Furthermore, in many places janitors can have earbuds in, allowing hours of paid time listening to podcasts. Basically, put on some gloves, don’t be a bitch, and get to cleaning.
Being a good janitor requires discipline, attention to detail, and a relentless work ethic. All of these are traits that are required for a good martial artist.
- Pay is often higher than you’d expect
- Meditative quality to the job depending on where you work
- Good janitors are actually extremely respected by colleagues and well appreciated by
- most legit higher-ups
- You have to clean up after people
- The hours can suck and are often inflexible
- You… have to clean up after people
4) Personal Training
Personal fitness training is my current BJJ hustle of choice to support my practice. It caters perfectly to the overall obsession with physical and mental improvement and gives a chance to really make a difference for people on a personal level.
If you want to make any level of income as a trainer you have to be a serious go-getter when it comes to clients. You have to convince people that it is worth their time to pay you many times the cost of a gym membership to have you train them one-on-one or in a group class.
Personal training caters perfectly to an overall obsession with physical and mental improvement and gives a chance to really make a difference for people on a personal level

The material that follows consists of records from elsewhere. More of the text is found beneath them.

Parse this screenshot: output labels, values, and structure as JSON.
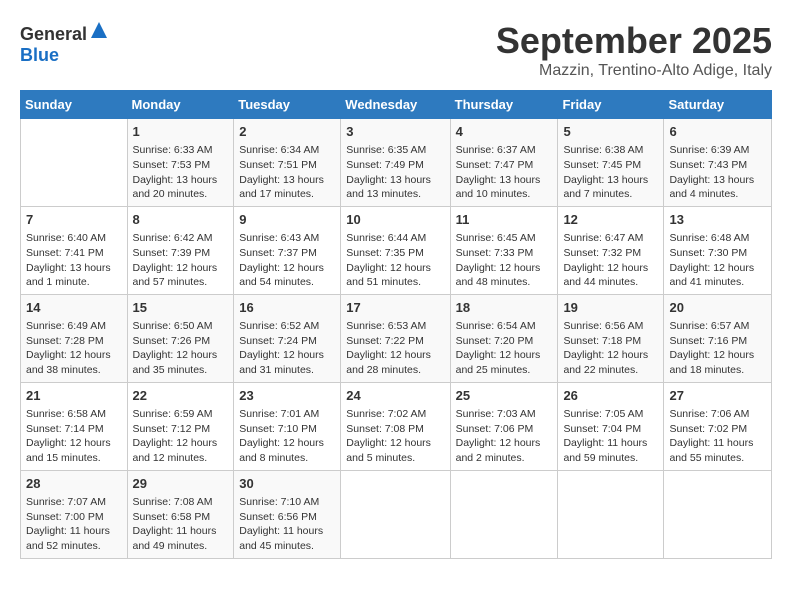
{
  "header": {
    "logo_general": "General",
    "logo_blue": "Blue",
    "month": "September 2025",
    "location": "Mazzin, Trentino-Alto Adige, Italy"
  },
  "days_of_week": [
    "Sunday",
    "Monday",
    "Tuesday",
    "Wednesday",
    "Thursday",
    "Friday",
    "Saturday"
  ],
  "weeks": [
    [
      {
        "day": "",
        "content": ""
      },
      {
        "day": "1",
        "content": "Sunrise: 6:33 AM\nSunset: 7:53 PM\nDaylight: 13 hours and 20 minutes."
      },
      {
        "day": "2",
        "content": "Sunrise: 6:34 AM\nSunset: 7:51 PM\nDaylight: 13 hours and 17 minutes."
      },
      {
        "day": "3",
        "content": "Sunrise: 6:35 AM\nSunset: 7:49 PM\nDaylight: 13 hours and 13 minutes."
      },
      {
        "day": "4",
        "content": "Sunrise: 6:37 AM\nSunset: 7:47 PM\nDaylight: 13 hours and 10 minutes."
      },
      {
        "day": "5",
        "content": "Sunrise: 6:38 AM\nSunset: 7:45 PM\nDaylight: 13 hours and 7 minutes."
      },
      {
        "day": "6",
        "content": "Sunrise: 6:39 AM\nSunset: 7:43 PM\nDaylight: 13 hours and 4 minutes."
      }
    ],
    [
      {
        "day": "7",
        "content": "Sunrise: 6:40 AM\nSunset: 7:41 PM\nDaylight: 13 hours and 1 minute."
      },
      {
        "day": "8",
        "content": "Sunrise: 6:42 AM\nSunset: 7:39 PM\nDaylight: 12 hours and 57 minutes."
      },
      {
        "day": "9",
        "content": "Sunrise: 6:43 AM\nSunset: 7:37 PM\nDaylight: 12 hours and 54 minutes."
      },
      {
        "day": "10",
        "content": "Sunrise: 6:44 AM\nSunset: 7:35 PM\nDaylight: 12 hours and 51 minutes."
      },
      {
        "day": "11",
        "content": "Sunrise: 6:45 AM\nSunset: 7:33 PM\nDaylight: 12 hours and 48 minutes."
      },
      {
        "day": "12",
        "content": "Sunrise: 6:47 AM\nSunset: 7:32 PM\nDaylight: 12 hours and 44 minutes."
      },
      {
        "day": "13",
        "content": "Sunrise: 6:48 AM\nSunset: 7:30 PM\nDaylight: 12 hours and 41 minutes."
      }
    ],
    [
      {
        "day": "14",
        "content": "Sunrise: 6:49 AM\nSunset: 7:28 PM\nDaylight: 12 hours and 38 minutes."
      },
      {
        "day": "15",
        "content": "Sunrise: 6:50 AM\nSunset: 7:26 PM\nDaylight: 12 hours and 35 minutes."
      },
      {
        "day": "16",
        "content": "Sunrise: 6:52 AM\nSunset: 7:24 PM\nDaylight: 12 hours and 31 minutes."
      },
      {
        "day": "17",
        "content": "Sunrise: 6:53 AM\nSunset: 7:22 PM\nDaylight: 12 hours and 28 minutes."
      },
      {
        "day": "18",
        "content": "Sunrise: 6:54 AM\nSunset: 7:20 PM\nDaylight: 12 hours and 25 minutes."
      },
      {
        "day": "19",
        "content": "Sunrise: 6:56 AM\nSunset: 7:18 PM\nDaylight: 12 hours and 22 minutes."
      },
      {
        "day": "20",
        "content": "Sunrise: 6:57 AM\nSunset: 7:16 PM\nDaylight: 12 hours and 18 minutes."
      }
    ],
    [
      {
        "day": "21",
        "content": "Sunrise: 6:58 AM\nSunset: 7:14 PM\nDaylight: 12 hours and 15 minutes."
      },
      {
        "day": "22",
        "content": "Sunrise: 6:59 AM\nSunset: 7:12 PM\nDaylight: 12 hours and 12 minutes."
      },
      {
        "day": "23",
        "content": "Sunrise: 7:01 AM\nSunset: 7:10 PM\nDaylight: 12 hours and 8 minutes."
      },
      {
        "day": "24",
        "content": "Sunrise: 7:02 AM\nSunset: 7:08 PM\nDaylight: 12 hours and 5 minutes."
      },
      {
        "day": "25",
        "content": "Sunrise: 7:03 AM\nSunset: 7:06 PM\nDaylight: 12 hours and 2 minutes."
      },
      {
        "day": "26",
        "content": "Sunrise: 7:05 AM\nSunset: 7:04 PM\nDaylight: 11 hours and 59 minutes."
      },
      {
        "day": "27",
        "content": "Sunrise: 7:06 AM\nSunset: 7:02 PM\nDaylight: 11 hours and 55 minutes."
      }
    ],
    [
      {
        "day": "28",
        "content": "Sunrise: 7:07 AM\nSunset: 7:00 PM\nDaylight: 11 hours and 52 minutes."
      },
      {
        "day": "29",
        "content": "Sunrise: 7:08 AM\nSunset: 6:58 PM\nDaylight: 11 hours and 49 minutes."
      },
      {
        "day": "30",
        "content": "Sunrise: 7:10 AM\nSunset: 6:56 PM\nDaylight: 11 hours and 45 minutes."
      },
      {
        "day": "",
        "content": ""
      },
      {
        "day": "",
        "content": ""
      },
      {
        "day": "",
        "content": ""
      },
      {
        "day": "",
        "content": ""
      }
    ]
  ]
}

What I can say is that being serious about health and fitness is the bare minimum for getting involved and not a qualification in of itself. A lot of guys with defined abs and a 250-pound bench press have no business coaching a 45-year old sedentary female coming off of knee rehab.
That being said, personal training and group exercise coaching have been my favorite gig so far and the second most lucrative BJJ Hustle I have engaged in.
- Can be very lucrative
- Fits in well with an interest in athletics and physical improvement
- It takes time to build clientele
- Requires lots of “people skills”
- Often requires skills in sales
- Hours can be inconsistent
5) Coaching Jiu-Jitsu
For many jiu-jitsu junkies, the first interaction with their coach may be one of their most formative BJJ experiences. Many BJJ players dream of coaching jiu-jitsu one day. Whether owning their own school or coaching kid’s classes under an established blackbelt, many passionate coaches will say that coaching is one of the hardest but most rewarding things they do.
There is a strong case that coaching the Gentle Art may be the best BJJ Hustle out there
Because I do not have direct experience coaching, much less being a self-employed coach, I cannot give a list of pros and cons from personal experience. What I can say is that from what I hear making money off BJJ requires a serious commitment to the game, and will likely require many years of training invested before you will (or should) be taken seriously as a BJJ instructor. Nevertheless, there is a strong case that coaching the Gentle Art may be the best BJJ Hustle out there.
There it is, a list of 5 BJJ Hustles that can help fund your grappling habit. All the commentary is from personal experience, your mileage may vary.
Good luck and get hustlin’.